A certain number of provisions concerning construction and town-planning activities came into force on Dec. 31, 2013. These changes will affect the interests of builders, developers and individuals buying land plots to subsequently develop them.
These provisions include the following:
- Firstly, a key change has been the entry into force as of Dec. 31, 2013, of the provision whereby land plots which are state- or municipally owned will not be granted for construction if there are no land use and development rules (Article 3(14) of Federal Law No. 137-FZ of October 25, 2001 "On the entry of the Land Code into force"). This applies to urban settlements and urban districts, except the federal city of Moscow and the Moscow Region. Such a rule will be introduced for the federal city of Moscow and the Moscow region only as of December 31, 2014.
Therefore, it turns out that as of Dec. 31, 2013, if there are no land use and development rules, for example in some regions (which currently do not have approved land use and development rules), the granting of state- and municipally owned land plots for construction will be denied.
- Secondly, as of Dec. 31, 2013, there is a ban on issuing permits for the construction of capital structures in urban settlements and urban districts if land use and development rules are absent.

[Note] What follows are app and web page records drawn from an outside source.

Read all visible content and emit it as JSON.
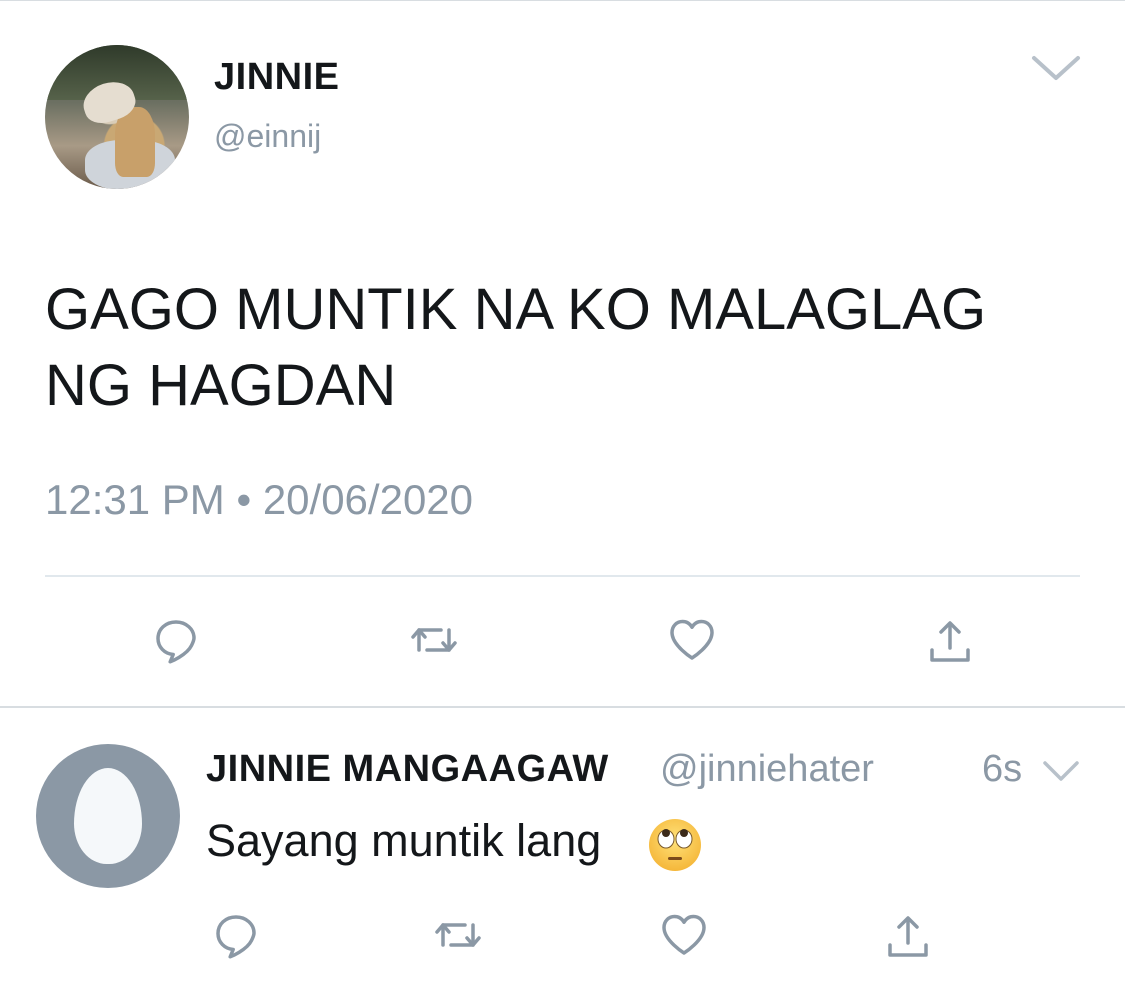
{
  "tweet": {
    "author_name": "JINNIE",
    "author_handle": "@einnij",
    "text": "GAGO MUNTIK NA KO MALAGLAG NG HAGDAN",
    "timestamp": "12:31 PM • 20/06/2020"
  },
  "reply": {
    "author_name": "JINNIE MANGAAGAW",
    "author_handle": "@jinniehater",
    "time_ago": "6s",
    "text": "Sayang muntik lang",
    "emoji": "face-with-rolling-eyes"
  },
  "actions": [
    "reply-icon",
    "retweet-icon",
    "like-icon",
    "share-icon"
  ],
  "colors": {
    "text_primary": "#14171a",
    "text_secondary": "#8b98a5",
    "icon": "#8b98a5",
    "divider": "#e1e8ed",
    "default_avatar": "#8b98a5"
  }
}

According to Article 51(3) of the RF Town-Planning Code, construction permits are not allowed to be issued if there are no land use and development rules, except for construction and reconstruction of properties of federal or regional importance, properties of local importance of municipal districts, and capital structures on land plots to which town-planning regulations do not apply and for which town-planning regulations are not established.
At this time a construction permit is issued even if there are no approved land use and development rules. Also, the coming into force of that provision in urban settlements and urban districts has been postponed more than once, and the deadline for enacting the provision has also been moved. For example, according to Federal Law No. 289-FZ of Dec. 30, 2012, the deadline was again extended to Dec. 31, 2013.

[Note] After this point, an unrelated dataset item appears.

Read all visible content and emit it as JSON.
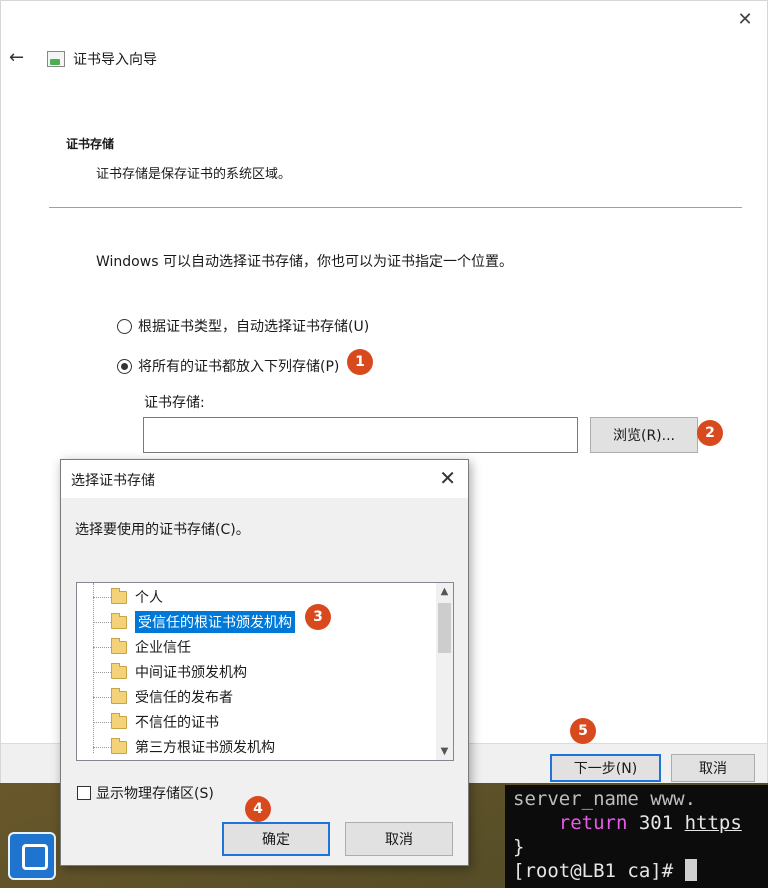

- Another change relates to the innovations as of Dec. 31, 2013 concerning urban settlements
- firstly, as of that date the provisions of Article 9(4) of the RF Town-Planning Code (providing that it is not permitted to adopt a decision to reserve or withdraw a land plot for municipal needs, if the siting of such properties is not provided for by the land-use planning documents) will apply to urban settlements;
- secondly, as of that date the provisions of Article 45(6) of the RF Town-Planning Code concerning the inadmissibility of preparing site planning documentation if the municipal district or settlement does not have a master plan will also apply.
- In conclusion, the time period for submitting land plot urban-development plans for the construction of linear facilities ended on Dec. 31, 2013, and now it will be necessary to have approved site development and site survey plans for those purposes.
It should be noted that, on the one hand, the coming into force of these provisions is intended primarily to later enact all of the provisions of the Town-Planning Code, and to make application of the Town-Planning Code uniform across Russia. In addition, enacting the regulations described here as of Dec. 31, 2013, will help to make the requirements of the Town-Planning Code consistent with their practical implementation as quickly as possible. On the other hand, not all Russian Federation subjects have land use and development rules. For example, in a number of urban settlements and urban districts where there are currently no land use and development rules, the authorities' inability to grant a land plot for construction and/or issue a construction permit due to the ban which has been introduced will result in reduced development and construction, which will mean reduced supply and increased demand on the real estate market and, as a result, possible price increases.
Published by the Moscow Times